October 5, 2010

I have kept thinking about the iPads at Pompeii topic over the past week.  William Caraher has too, and posted about a digital workflow for excavations.  Since my old research interest in fieldwork was largely on methods in archaeological field survey, my thoughts naturally headed towards what one could do with iPads in surveys.  Since iPads (and iPhones and iPod Touches) all have GPS capabilities, in theory you could equip a field survey team with an array of devices.  The team leader would have a iPad, having the need for more detailed and extensive data collection – and also a map big enough to try to figure out where you are!  The fieldwalkers could each have an iPod Touch.  Instead of “clickers” for artifact counting, an app could be customized to allow taps for counts of artifacts (or multiple types of artifacts depending on the situation – i.e. sherds, tiles, lithics, etc.)

The GPS should – in theory – allow exact calculation of routes walked  (I don’t honestly know if GPS is yet this good – I left fieldwork in 2001, before GPS was much use for survey, because it wasn’t precise enough and wasn’t cheap enough – but I do know that fitness apps like “Runkeeper” purport to collect detailed information about distance and path traveled.)  One could take photos of artifacts encountered in the field and automatically associate them with tracts in the database, and one could photograph artifacts collected as a caution against the lost or mislabeled bag of sherds (when you spend 8 hours a day living out of a backpack and traveling several miles, bags of sherds are more likely to go astray than when you are in a trench.)  All the benefits of an iPad in a trench would apply, essentially, plus the added GPS bits.

So, now I just need a field survey project and a friendly contact at Apple to provide me with devices, app programming support, and a photographer for the advertising layout…

Thinking about a digital workflow also got me thinking about how the researcher – the reader of scholarly books and articles –  is moving towards a digital workflow.

It seems like many academics I know are “belt-plus-suspenders” types who keep a .pdf AND a print copy of a scholarly article, not least because their research process involves taking notes with a pen on the print article. Maybe we’re all kinesthetic learners and find the physical act of writing makes us retain information better than typing does, or maybe we just haven’t devised a good workflow for taking notes digitally in direct association with the .pdfs yet.

Benjamin Wolkow, UGA Classics’ new Visiting Assistant Professor (whom I welcome!), has a Wacom tablet and pen that he uses to take notes “digitally” directly onto a .pdf of an article, which he can then save with his notes attached. I think he started because the tablet and pen helped prevent mouse-related repetitive stress injury, but what a neat trick! The basic tablet-and-pen combo is only about $70 – cheap enough that experimenting with adding this to your research workflow is a possibility.
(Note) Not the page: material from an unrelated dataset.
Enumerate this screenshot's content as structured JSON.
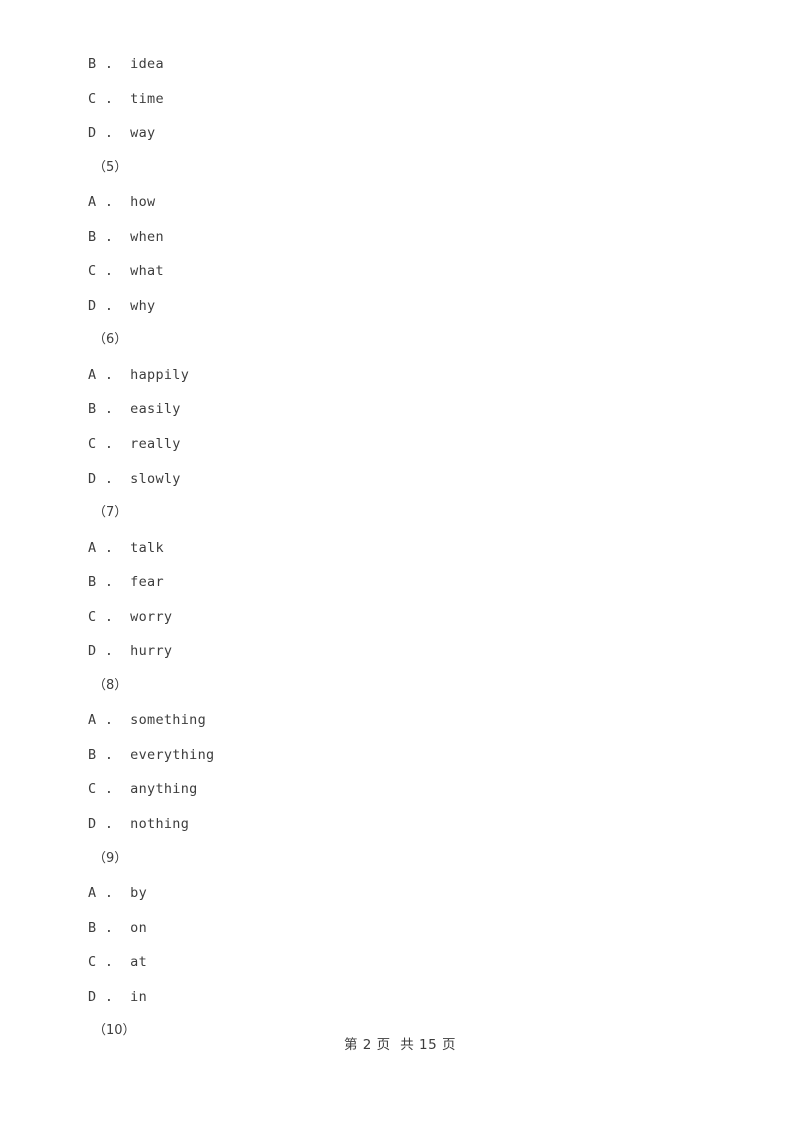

wacom bamboo tablet

A neat EndNote Library filled with digitally marked-up .pdf files could replace bulging file cabinets – and fit on a thumb drive.